Though I was born in Hawai'i, I didn't have poke (Hawaiian raw fish, pronounce poh-kay) until I was an adult. By far the two best poke I've ever had was the Costco in Lihue (really!) and the sea asparagus salmon poke at Overland Meat & Seafood in South Lake Tahoe. Makes me want to go forage in a salt marsh!
|Local, wild sustainably caught|
Chinook King salmon
I made poke for the first time last year and it's become my daughter's favorite food; she refuses to eat cooked salmon anymore, more's the shame, so now we cook all salmon rare. It's April and Chinook King salmon are back in season which means BREAK IT DOWN: STOP, POKE TIME!
As far as seaweed goes, I prefer sea asparagus (actually a sort of salt marsh succulent)--which can be eaten raw or blanched--and/or wakame. I happened to have hijiki on hand which works fine; the texture almost as crisp as salicornia, but the taste is a little more "earthy" than other seaweed. When I buy dried, I go by the picture and choose a seaweed that is in a salad or dry dish over soup seaweed.
Note that "sushi grade" is not a regulated designation. To avoid contamination, source only fresh wild-caught or sustainably farmed fish from a reputable, sustainable fishmonger and freeze at least 12 hours to kill bacteria and parasites. Thaw the salmon in the fridge for about 4 hours. Cut while it is still icy, but pliable. I've substituted other ocean fish like halibut or swordfish as well.
|Ingredients & tools|
I picked up fishbone tweezers from Daiso (The Japanese "yen" store where everything's $1.50) to pick out any pinbones And I eschew our expensive Chicago cutlery knives in favor of my trusty Thai-made Kiwi knife (under $3 at the Asian market) which just stays sharper. Kiwi knives can be sharpened the old school way using the bottom of a ceramic bowl or with any knife sharpener. (Also, my aesthetic aspiration is one day, my bowls will all match.)
|I like the briny pops of coarse grey salt.|
- 1 fillet of salmon (~1.5 lbs), semi-thawed
- 1 cup kelp (wakame/miyeok, hijiki,etc) or sea asparagus (salicornia)
- 1 large hass avocado
- 3-4 tbs toasted sesame oil
- splash of rice vinegar
- coarse grey or celtic sea salt
- 3 tbs toasted unhulled sesame seeds
- optional 1 tsp kombu powder
- optional splash of gunmaijen sake
- optional kanzuri paste (see comment below)*
If using dried seaweed, soak it for 30 minutes in room temperature water until reconstituted. If using fresh seaweed, rinse thoroughly.
Use the tweezers to remove any pin bones. Remove any skin. I do this my laying the fillet skin side down. I slice down along any whitish tissue (on the left of the fillet pictured above) along the dorsal fin side removing it from the fillet without cutting through the skin. Then I slice horizontally as close to the skin as I can. Reserve the salmon skin. Cube the salmon into 1/2 inch squares and put into a bowl.

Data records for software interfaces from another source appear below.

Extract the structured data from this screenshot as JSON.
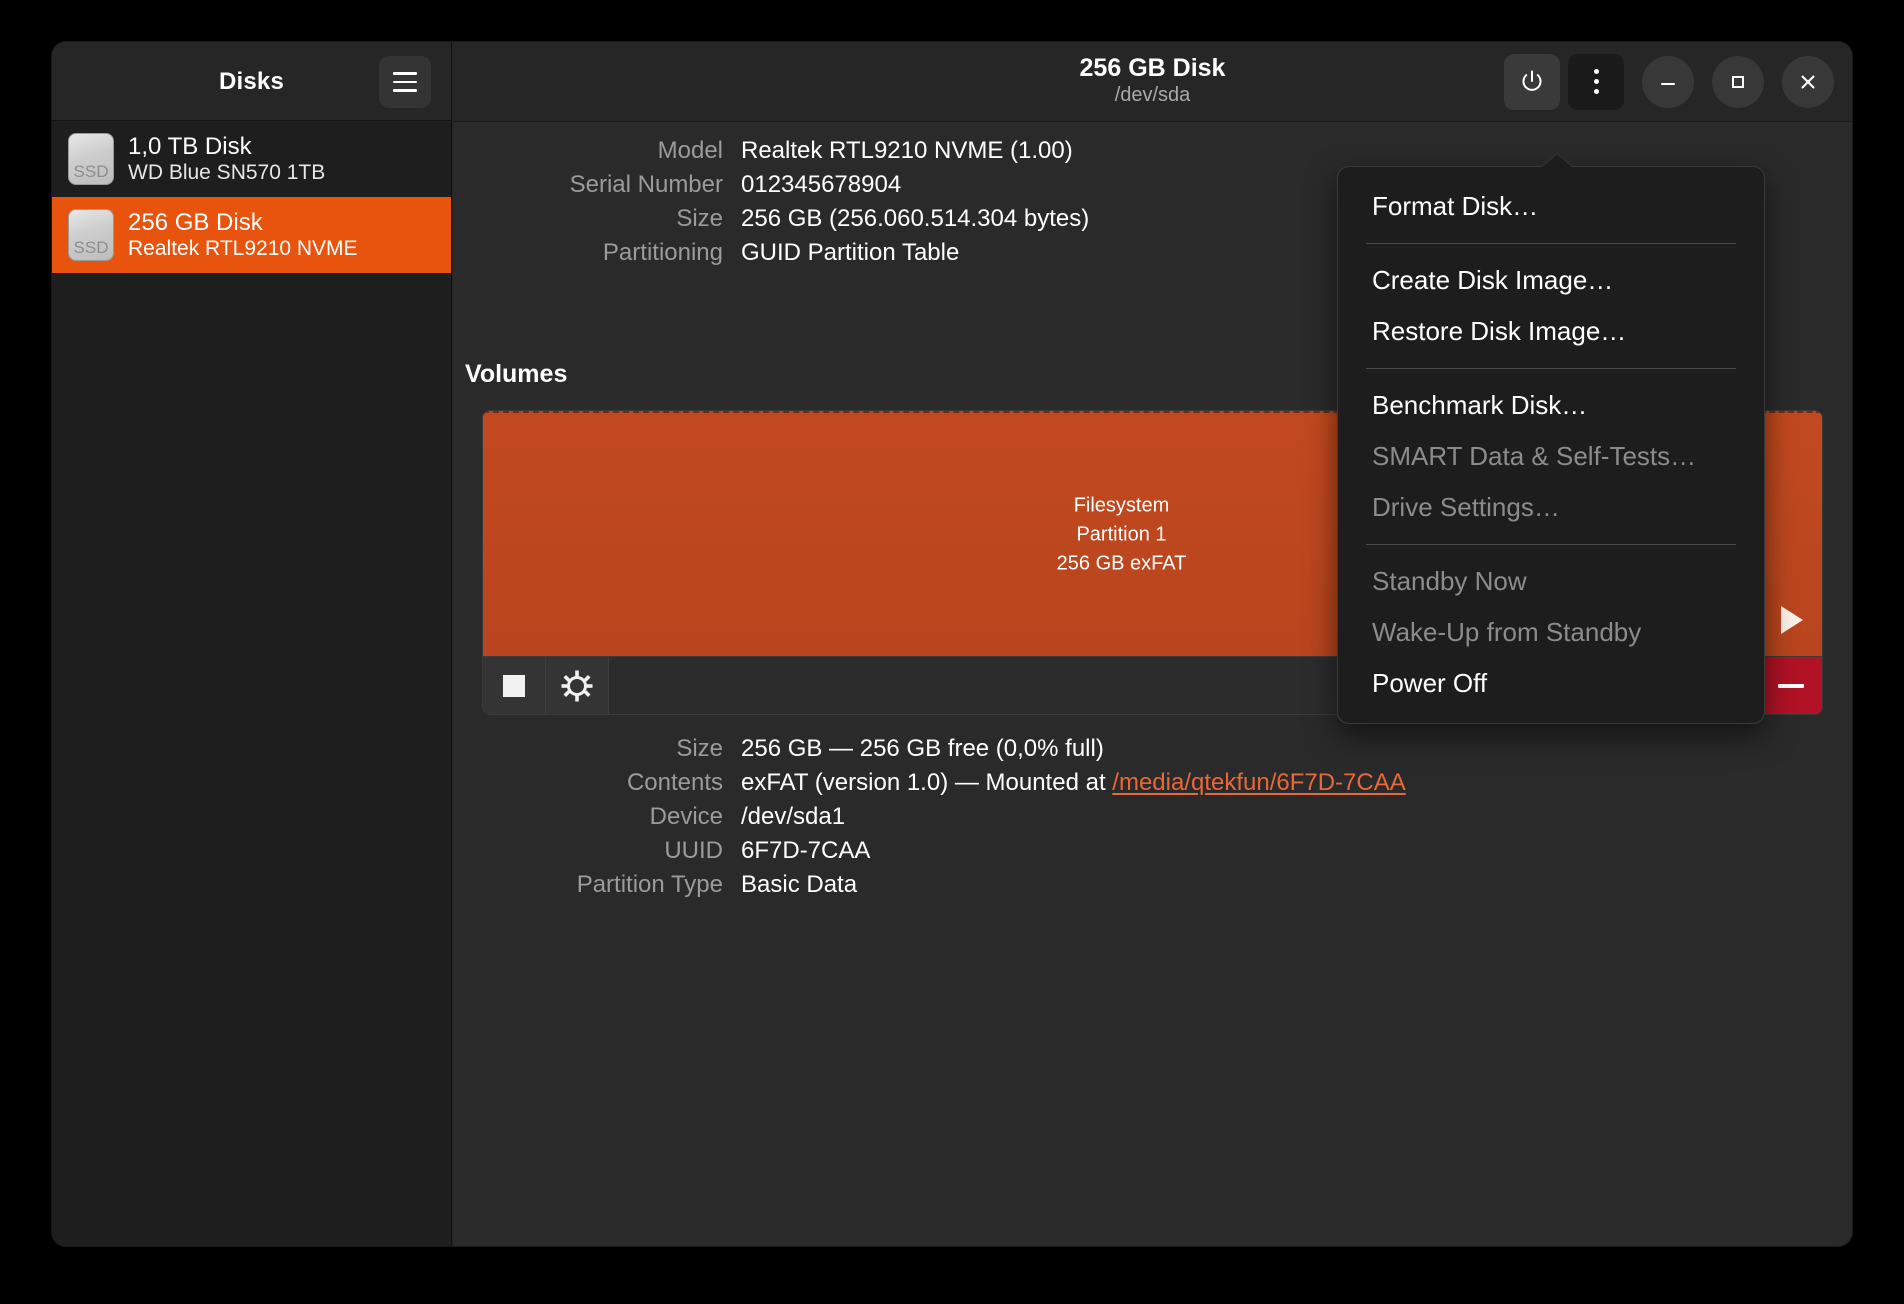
{
  "sidebar": {
    "title": "Disks",
    "menu_icon": "hamburger-icon",
    "disks": [
      {
        "name": "1,0 TB Disk",
        "model": "WD Blue SN570 1TB",
        "badge": "SSD",
        "selected": false
      },
      {
        "name": "256 GB Disk",
        "model": "Realtek RTL9210 NVME",
        "badge": "SSD",
        "selected": true
      }
    ]
  },
  "header": {
    "title": "256 GB Disk",
    "subtitle": "/dev/sda",
    "buttons": [
      {
        "name": "power-button",
        "icon": "power-icon"
      },
      {
        "name": "more-options-button",
        "icon": "vertical-dots-icon"
      },
      {
        "name": "minimize-button",
        "icon": "minimize-icon"
      },
      {
        "name": "maximize-button",
        "icon": "maximize-icon"
      },
      {
        "name": "close-button",
        "icon": "close-icon"
      }
    ]
  },
  "drive_info": [
    {
      "key": "Model",
      "value": "Realtek RTL9210 NVME (1.00)"
    },
    {
      "key": "Serial Number",
      "value": "012345678904"
    },
    {
      "key": "Size",
      "value": "256 GB (256.060.514.304 bytes)"
    },
    {
      "key": "Partitioning",
      "value": "GUID Partition Table"
    }
  ],
  "volumes": {
    "section_title": "Volumes",
    "partition": {
      "line1": "Filesystem",
      "line2": "Partition 1",
      "line3": "256 GB exFAT"
    },
    "toolbar": {
      "stop_button": "stop-icon",
      "settings_button": "gear-icon",
      "delete_button": "minus-icon",
      "mount_button": "play-icon"
    }
  },
  "volume_details": [
    {
      "key": "Size",
      "value": "256 GB — 256 GB free (0,0% full)",
      "link": ""
    },
    {
      "key": "Contents",
      "value": "exFAT (version 1.0) — Mounted at ",
      "link": "/media/qtekfun/6F7D-7CAA"
    },
    {
      "key": "Device",
      "value": "/dev/sda1",
      "link": ""
    },
    {
      "key": "UUID",
      "value": "6F7D-7CAA",
      "link": ""
    },
    {
      "key": "Partition Type",
      "value": "Basic Data",
      "link": ""
    }
  ],
  "popup_menu": {
    "items": [
      {
        "label": "Format Disk…",
        "disabled": false,
        "separator_after": true
      },
      {
        "label": "Create Disk Image…",
        "disabled": false,
        "separator_after": false
      },
      {
        "label": "Restore Disk Image…",
        "disabled": false,
        "separator_after": true
      },
      {
        "label": "Benchmark Disk…",
        "disabled": false,
        "separator_after": false
      },
      {
        "label": "SMART Data & Self-Tests…",
        "disabled": true,
        "separator_after": false
      },
      {
        "label": "Drive Settings…",
        "disabled": true,
        "separator_after": true
      },
      {
        "label": "Standby Now",
        "disabled": true,
        "separator_after": false
      },
      {
        "label": "Wake-Up from Standby",
        "disabled": true,
        "separator_after": false
      },
      {
        "label": "Power Off",
        "disabled": false,
        "separator_after": false
      }
    ]
  },
  "colors": {
    "accent_orange": "#e8540e",
    "partition_orange": "#c2491f",
    "delete_red": "#b11226",
    "link_orange": "#e8683a",
    "window_bg": "#2a2a2a",
    "sidebar_bg": "#1e1e1e",
    "popup_bg": "#1d1d1d"
  }
}
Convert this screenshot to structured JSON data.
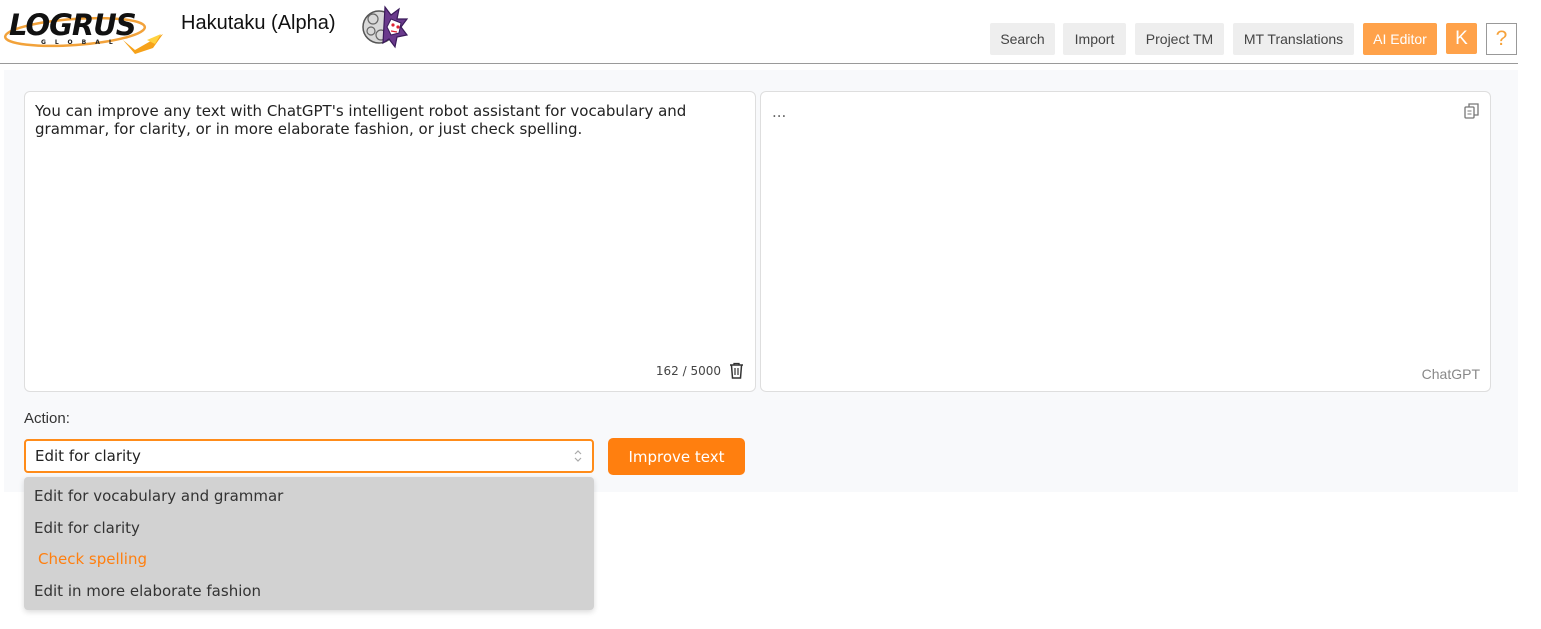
{
  "header": {
    "logo_text": "LOGRUS",
    "logo_subtext": "GLOBAL",
    "app_title": "Hakutaku (Alpha)",
    "nav": [
      {
        "label": "Search",
        "active": false
      },
      {
        "label": "Import",
        "active": false
      },
      {
        "label": "Project TM",
        "active": false
      },
      {
        "label": "MT Translations",
        "active": false
      },
      {
        "label": "AI Editor",
        "active": true
      }
    ],
    "avatar_initial": "K",
    "help_label": "?",
    "accent_color": "#ffa24a"
  },
  "editor": {
    "source_text": "You can improve any text with ChatGPT's intelligent robot assistant for vocabulary and grammar, for clarity, or in more elaborate fashion, or just check spelling.",
    "char_count": "162 / 5000",
    "output_text": "...",
    "engine_label": "ChatGPT"
  },
  "action": {
    "label": "Action:",
    "selected": "Edit for clarity",
    "submit_label": "Improve text",
    "options": [
      "Edit for vocabulary and grammar",
      "Edit for clarity",
      "Check spelling",
      "Edit in more elaborate fashion"
    ],
    "hovered_option": "Check spelling",
    "button_color": "#ff7f0f"
  }
}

|Chinook wakame poke for lunch!|
Cube the avocado and add to the salmon bowl.
Add toasted sesame oil, kombu powder, and 2 tbs of grey sea salt and toss together until mixed. Cover with a plate and refrigerate for 20-30 minutes.
Just prior to serving, add sesame seeds and another 1-2 tbs of coarse grey salt to taste. Mix thoroughly.
Serve with kanzuri paste* as a condiment so folks can customize the heat factor.
Poke can be served over salad. My daughter likes to roll them up in korean toasted laver (kim) with brown rice and eat them like little kimbap/sushi rolls.
The remaining salmon skin can be cut into strips and lightly brushed with sesame oil and fried til crispy. Sprinkle with sea salt and eat as you please.
Ăn Ngon Lành | Eat Delectably!
Pokemon slow jam
*Kanzuri (かんずり) is a fermented paste of red chili / chile pepper, rice malt (koji), yuzu and salt produced in Niigata, Japan. The peppers are harvested, salted and left to begin fermenting in the snow, then they are mixed with the other ingredients and aged for 3 years to produce the finished paste. It's difficult to find stateside and I haven't seen it online at all. Marukai Market imports it. It's expensive and a little bit goes a long way. It adds a bright citrus and japanese pepper note to the dish. Yuzu paste is easier to source by contrast and would make an acceptable (very citrusy, not spicy) substitute. Or you can use your choice of chile pepper flakes. I favor Frontier organic chipotle powder myself, smoky is always a delicious note. I also use Organic Harvest Foods chipotle habanero hot sauce because I love chipotle.